Technically, the Northridge Earthquake was January 17, 1994, but I’ve always equated it with Martin Luther King Day because the quake shook L.A. early that holiday morning — twenty years ago today.
I was living in Chatsworth, on the border of Northridge, exactly one mile from the Northridge Mall that collapsed.
I’m a fifth generation Californian from the San Francisco Bay Area. I’ve been through many earthquakes. Growing up, we had earthquake drills — get under your desk, hands over your head, until the shaking stops. When your teacher tells you, line up and go to the designated point outside — away from buildings and power lines. We practiced it just like fire drills. I’d been through some real big shakers, though lived in Sacramento during the Loma Prieta Quake.
I remember my old critique group. We were emailing back and forth in 2003 or 04 and Amy Knupp, now a successfully published Superromance author, said there was a tornado warning and she was going to the basement. All calm and reasonable. Being from California, I panicked. Tornado? Really? How can you be so CALM? She got back online from the basement, her boys were playing video games, and resumed chatting. Apparently, people in tornado alley have fully-furnished basements with food, a generator, water, radios, batteries, games — everything you need to ride out the threat.
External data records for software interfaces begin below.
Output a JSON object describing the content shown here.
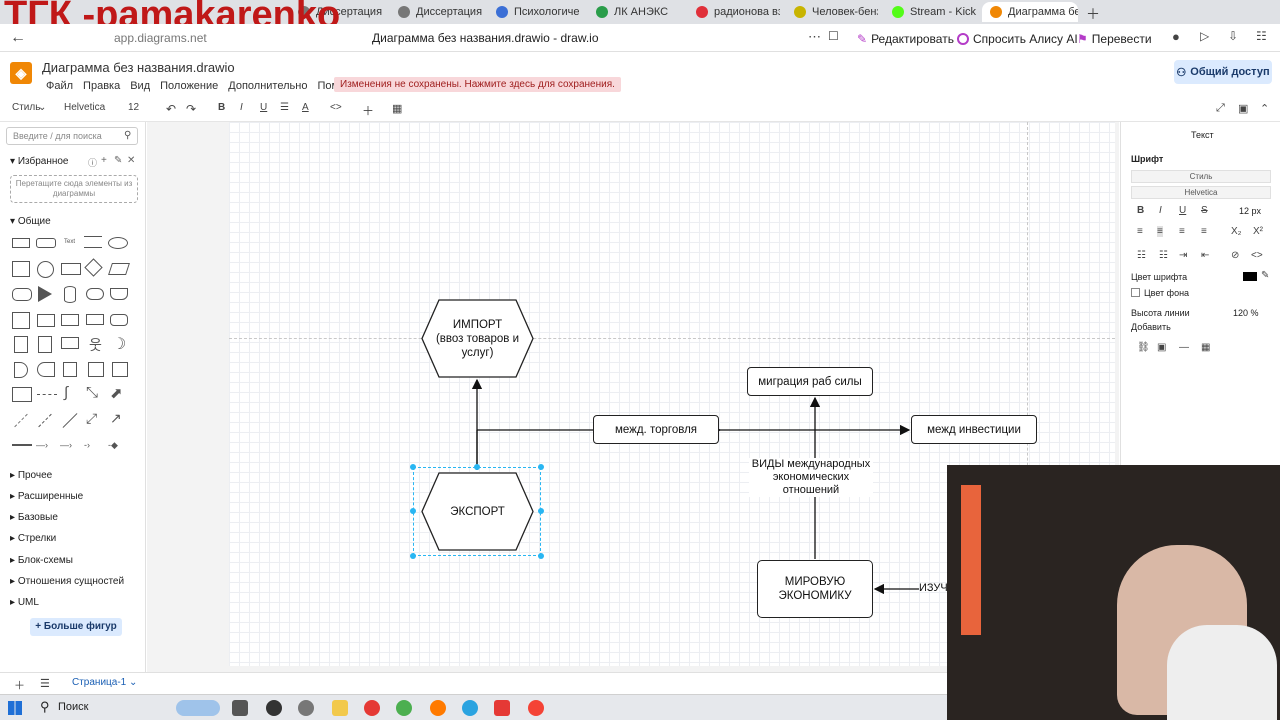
{
  "overlay_title": "ТГК -pamakarenko",
  "browser": {
    "tabs": [
      {
        "label": "Диссертация на"
      },
      {
        "label": "Диссертация на"
      },
      {
        "label": "Психологически"
      },
      {
        "label": "ЛК АНЭКС"
      },
      {
        "label": "радионова взаи"
      },
      {
        "label": "Человек-бензоп"
      },
      {
        "label": "Stream - Kick Das"
      },
      {
        "label": "Диаграмма бе"
      }
    ],
    "url": "app.diagrams.net",
    "page_title": "Диаграмма без названия.drawio - draw.io",
    "actions": {
      "edit": "Редактировать",
      "alice": "Спросить Алису AI",
      "translate": "Перевести"
    }
  },
  "app": {
    "logo": "◈",
    "doc_title": "Диаграмма без названия.drawio",
    "menu": [
      "Файл",
      "Правка",
      "Вид",
      "Положение",
      "Дополнительно",
      "Помощь"
    ],
    "unsaved_notice": "Изменения не сохранены. Нажмите здесь для сохранения.",
    "share_label": "Общий доступ"
  },
  "toolbar": {
    "style": "Стиль",
    "font": "Helvetica",
    "size": "12"
  },
  "left_panel": {
    "search_placeholder": "Введите / для поиска",
    "favorites": "Избранное",
    "favorites_drop": "Перетащите сюда элементы из диаграммы",
    "general": "Общие",
    "categories": [
      "Прочее",
      "Расширенные",
      "Базовые",
      "Стрелки",
      "Блок-схемы",
      "Отношения сущностей",
      "UML"
    ],
    "more_shapes": "Больше фигур"
  },
  "diagram": {
    "import_line1": "ИМПОРТ",
    "import_line2": "(ввоз товаров и",
    "import_line3": "услуг)",
    "export": "ЭКСПОРТ",
    "trade": "межд. торговля",
    "invest": "межд ин­вестиции",
    "migration": "миграция  раб силы",
    "types_line1": "ВИДЫ международных",
    "types_line2": "экономических",
    "types_line3": "отношений",
    "world_line1": "МИРОВУЮ",
    "world_line2": "ЭКОНОМИКУ",
    "study": "ИЗУЧ"
  },
  "right_panel": {
    "tab": "Текст",
    "font_section": "Шрифт",
    "style": "Стиль",
    "font": "Helvetica",
    "font_size": "12 px",
    "font_color": "Цвет шрифта",
    "bg_color": "Цвет фона",
    "line_height_label": "Высота линии",
    "line_height": "120 %",
    "add": "Добавить"
  },
  "pagebar": {
    "page": "Страница-1"
  },
  "taskbar": {
    "search": "Поиск"
  },
  "colors": {
    "accent": "#f08705",
    "selection": "#29b6f2",
    "share_bg": "#dbeafe",
    "unsaved_bg": "#f8d7da"
  }
}
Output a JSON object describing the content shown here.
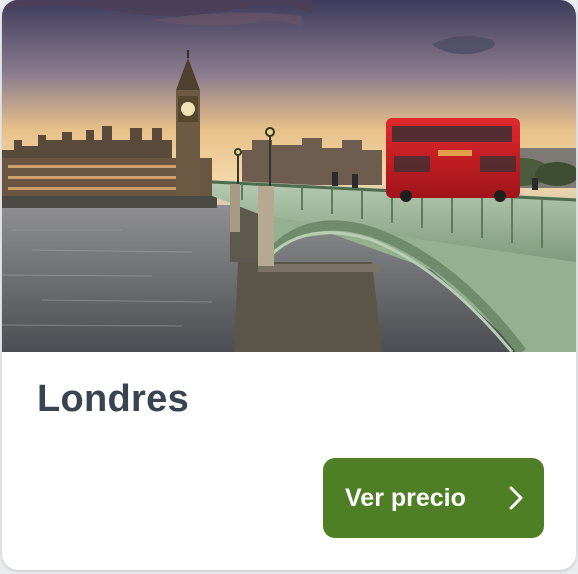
{
  "card": {
    "image_alt": "Westminster Bridge and Big Ben at sunset with a red double-decker bus",
    "city": "Londres",
    "button_label": "Ver precio",
    "button_icon": "chevron-right-icon"
  },
  "colors": {
    "button_bg": "#4f7f25",
    "title_text": "#38444f",
    "bus_red": "#c9191f"
  }
}
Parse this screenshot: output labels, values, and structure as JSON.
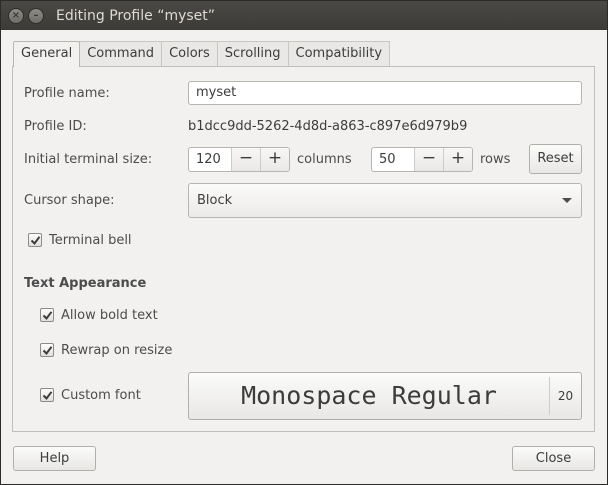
{
  "window": {
    "title": "Editing Profile “myset”"
  },
  "tabs": [
    "General",
    "Command",
    "Colors",
    "Scrolling",
    "Compatibility"
  ],
  "profile": {
    "name_label": "Profile name:",
    "name_value": "myset",
    "id_label": "Profile ID:",
    "id_value": "b1dcc9dd-5262-4d8d-a863-c897e6d979b9"
  },
  "size": {
    "label": "Initial terminal size:",
    "columns_value": "120",
    "columns_label": "columns",
    "rows_value": "50",
    "rows_label": "rows",
    "minus": "−",
    "plus": "+",
    "reset_label": "Reset"
  },
  "cursor": {
    "label": "Cursor shape:",
    "value": "Block"
  },
  "terminal_bell": {
    "label": "Terminal bell",
    "checked": true
  },
  "text_appearance": {
    "heading": "Text Appearance",
    "allow_bold": {
      "label": "Allow bold text",
      "checked": true
    },
    "rewrap": {
      "label": "Rewrap on resize",
      "checked": true
    },
    "custom_font": {
      "label": "Custom font",
      "checked": true
    },
    "font_name": "Monospace Regular",
    "font_size": "20"
  },
  "footer": {
    "help_label": "Help",
    "close_label": "Close"
  },
  "icons": {
    "close": "close-icon",
    "minimize": "minimize-icon",
    "dropdown": "chevron-down-icon",
    "check": "checkmark-icon"
  }
}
It freaked me out. Most homes in California don’t even HAVE basements!
But people who don’t live with Earthquakes are scared of them just like those of us who don’t live with tornados are terrified. (I, personally, think I’m justified. Earthquakes and sudden, fast, and then you deal with the aftermath — sort of like a good apocalyptic book or a murder mystery. The damage is done, you live in a new world or solve the crime. But tornados are like living through a psychological thriller, with tons of tension and unknown. Is the hand of God going to hit your house? Your neighbor? A lot of waiting and waiting and waiting … and then you come out and see who got touched. Very nerve-wracking.
For me, the earthquake came five days after I gave birth, via C-section, to my first baby. She came early — which was good because she was due on January 18th. To get to the hospital, we would have had to go via the freeway — which had collapsed during the earthquake. Trust me, I would have probably gone into labor after the quake! It came early in the morning, and we were, ironically, up. I’d just nursed Katie but she didn’t want to go back to sleep. I asked Dan to check her diaper while I used the bathroom. He said she was dry and asked if it was okay to put the same diaper back on. I said yes. Then we both felt a whole house life up and down, like a big wave. Dan said, “I think that was an eart–” And then it shook. Hard.
I have no idea how my husband made it to the bathroom doorway with Katie (diaper less) and I was on the floor of the bedroom. The shaking put Katie to sleep, apparently, and the dog was also standing in the doorway with Dan. (And, in fact, during every aftershock for the rest of the time we lived in that house, the dog ran to that doorway.)
The next day, when my husband drove me to the airport so I could stay with my mom for a couple weeks, we had to use surface streets because so many freeways collapsed or had damage — it took 3 hours to drive what usually took 20 minutes. We had to lie about Katie’s age because apparently they don’t let infants less than 2 weeks on airplanes. When they wanted proof, we said her paperwork was in a pile of debris in our house (which it was.)
We had no power. No heat. The windows had all popped out of their frames, most of them breaking. All the dishes in the kitchen fell out of the cabinets and broke. The fireplace crumbled to a pile of bricks. We slept in my Bronco (the little Bronco II) that first night because of all the aftershocks. The baby Katie and me under nearly every blanket in the back, and my husband in the driver’s seat, the dog in the passenger seat, and the cat cowering under the seat. It’s no surprise I went to stay with my mom!
But still, to this day, I would much rather deal with an earthquake than a tornado. However, first opportunity I could move out of L.A., I did. We moved to Sacramento a year later and have been here ever since. We had a big flood (didn’t impact our house) but that was it.
What I’m working on: Untitled Max #2 (and thinking about titles!)
Next Release: Maximum Exposure, Max Revere prequel, on Feb 4.
Good News: I have several book signings lined up for NOTORIOUS — I’ll be posting them as soon as the last is confirmed. Right now we’re in El Dorado Hills, Menlo Park, San Diego, Los Angeles, and Houston. More to come!
What about you? Do you have a natural disaster story to share? I hope it has a happy ending.